What is being asked:
Copy the data that follows, character for character, minus the pictures.

Study material:
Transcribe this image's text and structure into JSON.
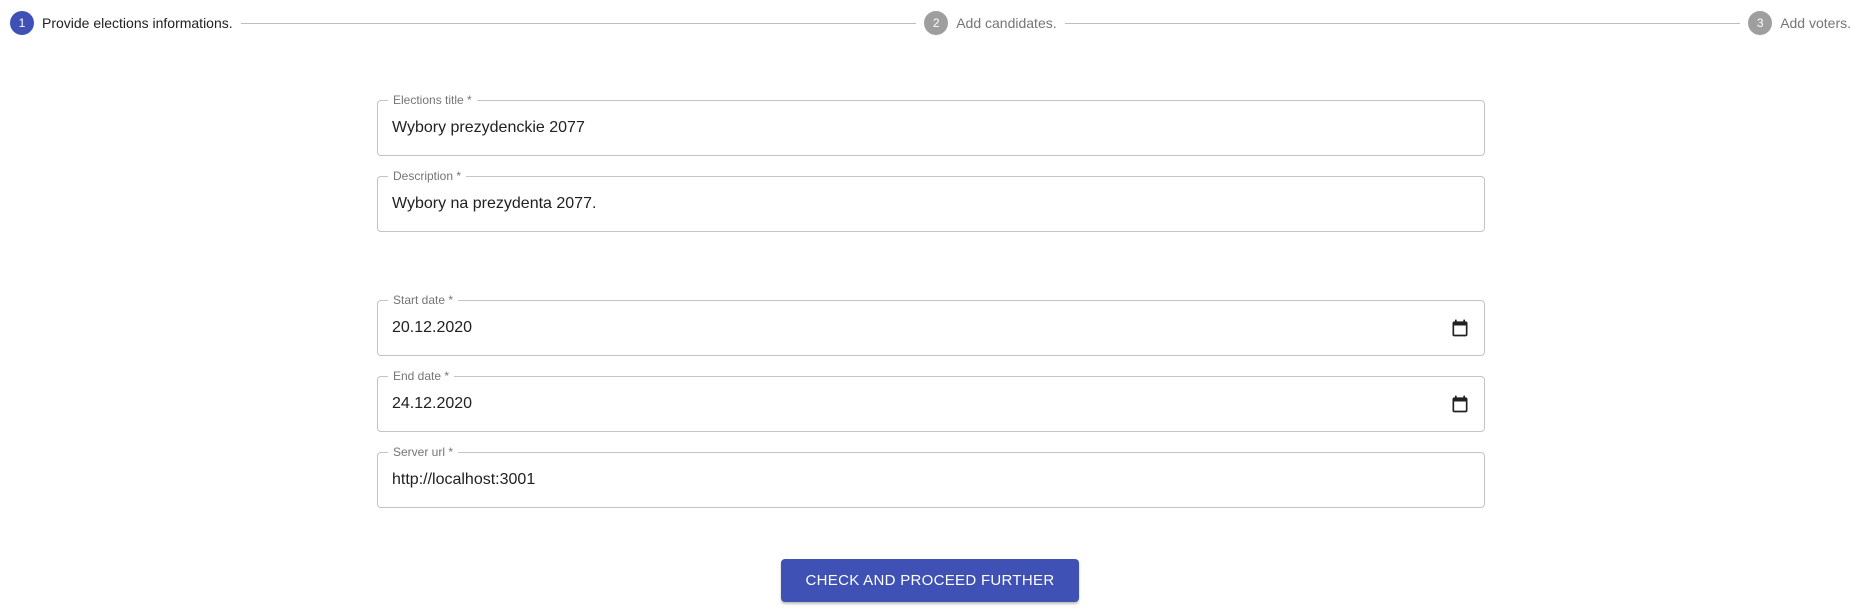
{
  "stepper": {
    "steps": [
      {
        "number": "1",
        "label": "Provide elections informations.",
        "state": "active"
      },
      {
        "number": "2",
        "label": "Add candidates.",
        "state": "inactive"
      },
      {
        "number": "3",
        "label": "Add voters.",
        "state": "inactive"
      }
    ]
  },
  "form": {
    "title": {
      "label": "Elections title *",
      "value": "Wybory prezydenckie 2077"
    },
    "description": {
      "label": "Description *",
      "value": "Wybory na prezydenta 2077."
    },
    "start_date": {
      "label": "Start date *",
      "value": "20.12.2020",
      "icon": "calendar-icon"
    },
    "end_date": {
      "label": "End date *",
      "value": "24.12.2020",
      "icon": "calendar-icon"
    },
    "server_url": {
      "label": "Server url *",
      "value": "http://localhost:3001"
    }
  },
  "submit_button": {
    "label": "CHECK AND PROCEED FURTHER"
  },
  "colors": {
    "primary": "#3f51b5",
    "inactive_step": "#9e9e9e",
    "border": "#c4c4c4"
  }
}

Answer for the task:
Transcribe this image's text and structure into JSON.
{
  "stepper": {
    "steps": [
      {
        "number": "1",
        "label": "Provide elections informations.",
        "state": "active"
      },
      {
        "number": "2",
        "label": "Add candidates.",
        "state": "inactive"
      },
      {
        "number": "3",
        "label": "Add voters.",
        "state": "inactive"
      }
    ]
  },
  "form": {
    "title": {
      "label": "Elections title *",
      "value": "Wybory prezydenckie 2077"
    },
    "description": {
      "label": "Description *",
      "value": "Wybory na prezydenta 2077."
    },
    "start_date": {
      "label": "Start date *",
      "value": "20.12.2020",
      "icon": "calendar-icon"
    },
    "end_date": {
      "label": "End date *",
      "value": "24.12.2020",
      "icon": "calendar-icon"
    },
    "server_url": {
      "label": "Server url *",
      "value": "http://localhost:3001"
    }
  },
  "submit_button": {
    "label": "CHECK AND PROCEED FURTHER"
  },
  "colors": {
    "primary": "#3f51b5",
    "inactive_step": "#9e9e9e",
    "border": "#c4c4c4"
  }
}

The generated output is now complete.